However, there comes a point where certain behaviour towards you as an employee is not acceptable in any context, be that in the workplace or in wider society.
Workplace discrimination is one example of harassment. This occurs when you feel that you are being treated unfairly, based on a ‘protected characterisitc’ such as your gender, race or sexual orientation among others.
A broader definition of bullying and harassment can include:
- Excessive criticism, especially in meetings or in front of a lot of colleagues
- Threats over your job security or continued employment
- Verbal abuse including racial or sexual references
- Unfair exclusion from meetings, emails or team activities
These are just a few examples of bullying and harassment. If you’re experiencing something other than the above, which leaves you feeling that your job is not secure or that you are being unfairly treated, you should take steps to resolve it.
What should I do if I’m being bullied or harassed in the workplace?
If you feel that you are being treated unfairly in any way, we recommend that you try to resolve the situation amicably first and seek legal advice if you’re unable to resolve the situation this way.
Such treatment can be very distressing which makes it hard to think rationally. However, it’s important to try to establish facts if you want to resolve the matter through legal action so you should keep records of dates and times and the nature of any unfair treatment you have experienced in the workplace.
At some point it’s likely that you will need to put something in writing to support your claim, so a detailed factual account of events can help your case. You will need a lot of detail, because a certain amount of ‘banter’ in the workplace and pressure to do the job well are acceptable. However, you will need to be able to demonstrate that behaviour in the workplace has gone beyond what is acceptable and become unlawful.
Your employers are likely to have a written policy for bullying and harassment so if you do raise a fomal complaint, they have a duty to respond to it thoroughly. Failure to do so could breach your contract, leaving you entitled to claim for Constructive Dismissal.

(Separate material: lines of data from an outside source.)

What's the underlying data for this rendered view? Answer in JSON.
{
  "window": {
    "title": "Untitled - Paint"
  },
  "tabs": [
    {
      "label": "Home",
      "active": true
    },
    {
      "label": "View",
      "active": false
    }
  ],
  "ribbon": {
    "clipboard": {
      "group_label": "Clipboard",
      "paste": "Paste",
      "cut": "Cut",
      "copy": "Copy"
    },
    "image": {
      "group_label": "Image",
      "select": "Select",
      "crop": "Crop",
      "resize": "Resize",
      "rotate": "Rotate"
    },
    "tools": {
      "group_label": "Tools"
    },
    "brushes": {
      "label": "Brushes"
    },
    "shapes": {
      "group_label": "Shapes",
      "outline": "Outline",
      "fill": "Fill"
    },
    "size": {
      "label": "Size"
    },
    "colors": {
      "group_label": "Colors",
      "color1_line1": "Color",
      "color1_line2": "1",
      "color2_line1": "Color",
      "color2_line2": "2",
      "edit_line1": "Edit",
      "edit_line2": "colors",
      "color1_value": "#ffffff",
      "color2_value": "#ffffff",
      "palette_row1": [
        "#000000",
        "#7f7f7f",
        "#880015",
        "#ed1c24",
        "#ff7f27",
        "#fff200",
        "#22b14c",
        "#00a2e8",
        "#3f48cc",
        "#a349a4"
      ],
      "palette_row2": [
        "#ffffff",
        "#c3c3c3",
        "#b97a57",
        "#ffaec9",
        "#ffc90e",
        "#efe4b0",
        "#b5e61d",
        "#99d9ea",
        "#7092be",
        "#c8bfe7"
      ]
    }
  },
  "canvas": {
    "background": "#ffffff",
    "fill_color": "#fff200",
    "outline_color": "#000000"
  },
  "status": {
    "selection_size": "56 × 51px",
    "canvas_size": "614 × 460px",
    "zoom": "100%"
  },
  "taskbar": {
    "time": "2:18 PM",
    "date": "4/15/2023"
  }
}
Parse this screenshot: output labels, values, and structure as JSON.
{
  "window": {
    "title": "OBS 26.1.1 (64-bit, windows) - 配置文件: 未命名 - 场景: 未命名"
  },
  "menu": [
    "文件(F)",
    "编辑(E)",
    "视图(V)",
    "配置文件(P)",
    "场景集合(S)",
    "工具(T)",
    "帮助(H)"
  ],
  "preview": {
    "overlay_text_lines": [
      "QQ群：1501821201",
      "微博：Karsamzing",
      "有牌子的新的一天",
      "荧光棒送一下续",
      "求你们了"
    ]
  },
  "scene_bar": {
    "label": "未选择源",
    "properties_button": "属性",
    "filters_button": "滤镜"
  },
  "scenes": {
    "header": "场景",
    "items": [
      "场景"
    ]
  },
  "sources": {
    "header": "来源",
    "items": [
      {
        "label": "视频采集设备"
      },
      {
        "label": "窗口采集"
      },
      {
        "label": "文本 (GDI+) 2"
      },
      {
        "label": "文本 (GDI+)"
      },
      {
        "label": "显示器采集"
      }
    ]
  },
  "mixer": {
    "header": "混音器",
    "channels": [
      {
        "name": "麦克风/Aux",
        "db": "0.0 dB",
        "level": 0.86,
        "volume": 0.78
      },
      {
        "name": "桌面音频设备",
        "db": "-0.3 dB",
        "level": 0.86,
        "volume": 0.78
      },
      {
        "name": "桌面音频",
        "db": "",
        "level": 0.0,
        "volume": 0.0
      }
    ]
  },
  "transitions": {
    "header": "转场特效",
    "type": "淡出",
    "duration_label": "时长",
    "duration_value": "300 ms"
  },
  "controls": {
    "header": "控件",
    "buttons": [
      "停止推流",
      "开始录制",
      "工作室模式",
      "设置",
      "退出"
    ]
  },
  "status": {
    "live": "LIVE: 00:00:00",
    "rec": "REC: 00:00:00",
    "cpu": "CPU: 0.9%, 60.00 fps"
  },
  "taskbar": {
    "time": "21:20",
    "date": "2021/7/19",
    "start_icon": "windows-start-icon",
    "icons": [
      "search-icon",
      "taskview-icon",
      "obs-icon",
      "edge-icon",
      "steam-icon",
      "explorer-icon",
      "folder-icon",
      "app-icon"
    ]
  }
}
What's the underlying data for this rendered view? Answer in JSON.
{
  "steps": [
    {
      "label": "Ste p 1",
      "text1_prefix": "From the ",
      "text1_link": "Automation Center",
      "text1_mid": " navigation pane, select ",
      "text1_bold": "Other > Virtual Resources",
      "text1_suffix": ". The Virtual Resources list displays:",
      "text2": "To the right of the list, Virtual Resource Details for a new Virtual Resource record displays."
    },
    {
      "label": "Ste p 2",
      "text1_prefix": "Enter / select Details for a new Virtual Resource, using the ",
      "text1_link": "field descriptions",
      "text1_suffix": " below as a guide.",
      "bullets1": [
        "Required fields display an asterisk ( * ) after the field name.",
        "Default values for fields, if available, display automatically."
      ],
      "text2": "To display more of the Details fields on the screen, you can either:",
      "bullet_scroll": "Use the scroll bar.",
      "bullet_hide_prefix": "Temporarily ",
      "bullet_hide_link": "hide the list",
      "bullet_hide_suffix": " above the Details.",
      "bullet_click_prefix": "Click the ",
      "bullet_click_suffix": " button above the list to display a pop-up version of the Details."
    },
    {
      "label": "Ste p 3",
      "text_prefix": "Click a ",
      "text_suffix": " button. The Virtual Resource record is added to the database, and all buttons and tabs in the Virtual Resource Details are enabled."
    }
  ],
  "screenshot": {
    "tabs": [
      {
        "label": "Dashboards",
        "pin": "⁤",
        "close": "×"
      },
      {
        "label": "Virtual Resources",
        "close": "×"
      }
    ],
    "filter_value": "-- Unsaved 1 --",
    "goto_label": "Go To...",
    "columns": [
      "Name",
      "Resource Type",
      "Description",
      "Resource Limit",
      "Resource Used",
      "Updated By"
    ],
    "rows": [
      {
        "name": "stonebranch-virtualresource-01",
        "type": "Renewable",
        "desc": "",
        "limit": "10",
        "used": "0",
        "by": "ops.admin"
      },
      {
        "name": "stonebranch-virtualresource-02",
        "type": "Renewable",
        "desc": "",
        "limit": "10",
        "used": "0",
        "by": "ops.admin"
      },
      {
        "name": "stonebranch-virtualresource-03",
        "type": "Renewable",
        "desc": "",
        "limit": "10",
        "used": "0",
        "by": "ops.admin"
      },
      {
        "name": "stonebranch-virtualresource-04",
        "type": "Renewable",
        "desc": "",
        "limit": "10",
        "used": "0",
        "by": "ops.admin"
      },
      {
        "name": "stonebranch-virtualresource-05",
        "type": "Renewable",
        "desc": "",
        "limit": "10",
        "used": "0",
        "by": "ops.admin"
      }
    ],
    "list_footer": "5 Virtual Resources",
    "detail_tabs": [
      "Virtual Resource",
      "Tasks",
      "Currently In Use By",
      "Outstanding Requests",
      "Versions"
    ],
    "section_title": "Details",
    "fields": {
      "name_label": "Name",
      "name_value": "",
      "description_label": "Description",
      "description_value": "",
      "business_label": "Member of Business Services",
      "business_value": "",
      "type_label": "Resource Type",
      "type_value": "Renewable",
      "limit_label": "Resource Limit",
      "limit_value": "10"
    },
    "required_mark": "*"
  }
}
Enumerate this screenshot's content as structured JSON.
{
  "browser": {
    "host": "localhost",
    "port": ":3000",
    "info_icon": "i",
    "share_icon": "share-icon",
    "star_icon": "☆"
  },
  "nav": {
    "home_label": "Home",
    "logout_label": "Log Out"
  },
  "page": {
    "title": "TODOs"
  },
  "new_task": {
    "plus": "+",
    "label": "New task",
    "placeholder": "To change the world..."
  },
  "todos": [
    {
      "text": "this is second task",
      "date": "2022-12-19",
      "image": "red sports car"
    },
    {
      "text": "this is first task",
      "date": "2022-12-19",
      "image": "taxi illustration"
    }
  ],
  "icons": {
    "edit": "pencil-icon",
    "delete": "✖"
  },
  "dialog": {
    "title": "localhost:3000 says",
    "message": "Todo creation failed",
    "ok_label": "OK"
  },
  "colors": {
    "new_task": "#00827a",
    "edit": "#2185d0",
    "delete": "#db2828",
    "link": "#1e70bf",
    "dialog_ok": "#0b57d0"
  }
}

Even if they don’t have a policy for bullying or harassment, if you have been discriminated against on the basis of a ‘protected characteristic’, this will amount to discrimination. The Equality Act 2010 protects you against such behaviour, regardless of your company’s internal procedures.
How do I get advice on bullying and harassment at work?
Call us on 0208 1111 911 or contact us through the website and we’ll discuss your circumstances with you. Then we’ll recommend the best course of action to resolve your issue. The initial call is free and we’ll advise you of our fees before you decide to instruct us.